Guideline to facilitate diagnosis of alcohol impairment in children

Guideline to facilitate diagnosis of alcohol impairment in children

According to the federal government’s drug commissioner, mechthild dyckmans (FDP), foster and adoptive parents in particular, but also doctors, have so far often been able to interpret the disabilities only with difficulty and at a late stage. A guideline now aims to make it easier for doctors to diagnose fetal alcohol syndrome (FAS) more quickly. It is considered the most common cause of congenital disability.

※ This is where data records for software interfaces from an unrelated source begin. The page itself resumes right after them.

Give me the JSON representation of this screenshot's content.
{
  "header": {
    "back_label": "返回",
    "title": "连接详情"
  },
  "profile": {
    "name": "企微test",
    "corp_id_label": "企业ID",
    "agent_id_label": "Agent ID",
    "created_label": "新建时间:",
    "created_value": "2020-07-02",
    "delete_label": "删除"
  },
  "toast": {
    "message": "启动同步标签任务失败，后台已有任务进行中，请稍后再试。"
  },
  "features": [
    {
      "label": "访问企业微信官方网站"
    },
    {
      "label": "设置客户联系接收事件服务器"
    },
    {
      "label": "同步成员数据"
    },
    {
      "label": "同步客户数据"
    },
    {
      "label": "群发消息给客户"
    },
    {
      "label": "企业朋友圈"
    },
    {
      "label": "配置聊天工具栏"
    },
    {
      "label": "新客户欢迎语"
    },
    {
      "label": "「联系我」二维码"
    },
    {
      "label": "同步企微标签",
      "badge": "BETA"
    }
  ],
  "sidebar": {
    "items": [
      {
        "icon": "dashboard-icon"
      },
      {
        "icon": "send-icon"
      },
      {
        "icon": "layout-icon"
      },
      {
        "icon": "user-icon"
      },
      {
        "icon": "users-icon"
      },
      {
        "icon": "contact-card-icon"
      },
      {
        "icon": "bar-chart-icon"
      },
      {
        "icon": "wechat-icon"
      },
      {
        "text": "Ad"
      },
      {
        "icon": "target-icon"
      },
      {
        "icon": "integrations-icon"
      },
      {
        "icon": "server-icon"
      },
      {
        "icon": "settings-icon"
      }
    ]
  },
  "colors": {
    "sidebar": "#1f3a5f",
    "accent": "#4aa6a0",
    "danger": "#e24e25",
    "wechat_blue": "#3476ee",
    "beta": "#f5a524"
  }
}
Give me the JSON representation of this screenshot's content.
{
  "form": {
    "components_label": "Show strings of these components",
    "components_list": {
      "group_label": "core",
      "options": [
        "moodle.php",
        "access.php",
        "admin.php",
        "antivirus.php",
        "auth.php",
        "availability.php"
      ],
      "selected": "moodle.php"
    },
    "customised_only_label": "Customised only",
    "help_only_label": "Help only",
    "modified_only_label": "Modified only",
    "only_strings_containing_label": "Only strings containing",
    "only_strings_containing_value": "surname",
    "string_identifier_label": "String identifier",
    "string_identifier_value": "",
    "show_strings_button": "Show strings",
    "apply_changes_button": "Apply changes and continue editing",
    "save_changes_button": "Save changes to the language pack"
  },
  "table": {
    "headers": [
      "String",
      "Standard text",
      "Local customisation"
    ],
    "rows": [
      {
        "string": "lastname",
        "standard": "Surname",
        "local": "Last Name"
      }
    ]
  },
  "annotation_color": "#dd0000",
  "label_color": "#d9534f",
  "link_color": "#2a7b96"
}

Dyckmans said on monday at the presentation in berlin that the guideline would make life easier for the families affected. The chairwoman of the patient representation FASD germany, gisela michalowski, described it as a "rough milestone". It will now allow for a comprehensive diagnosis.

FAS criteria include conspicuous growth and facial features. The babies are often too small and too light, said munich physician, psychologist and co-author of the guideline, mirjam landgraf. Other signs include the absence of a groove between the nose and upper lip and a narrow upper lip. More serious are disturbances in the central nervous system, which can lead to reduced intelligence, problems with language or learning and memory skills.

A quick diagnosis allowed parents to adjust to the disabilities from the beginning and organize help, said dyckmans. It was also easier to assess the demand for kindergarten and schools, and the youth welfare offices were better able to approve the exact need for services. "Since FAS is not curable and does not grow out of it, people with FAS are dependent on support for the rest of their lives," michalowski said. She hopes that disability will now be more socially recognized. FAS children often labeled as lazy, unwilling to learn and criminal.

Alcohol consumption during pregnancy causes a wide range of disorders besides FAS that appear to be milder, explained guideline co-author prof. Florian heinen. But even these disruptions are serious for later development, such as professional skills. The number of people affected is 10 to 20 times higher than the number of FAS sufferers. "We are not talking here about a very minimal interest group," he stressed. It is not possible to say exactly when alcohol starts to harm unborn children. The best thing is to do without it altogether. "It’s really the one handicap that we can prevent 100 percent," heinen emphasized, referring to FAS.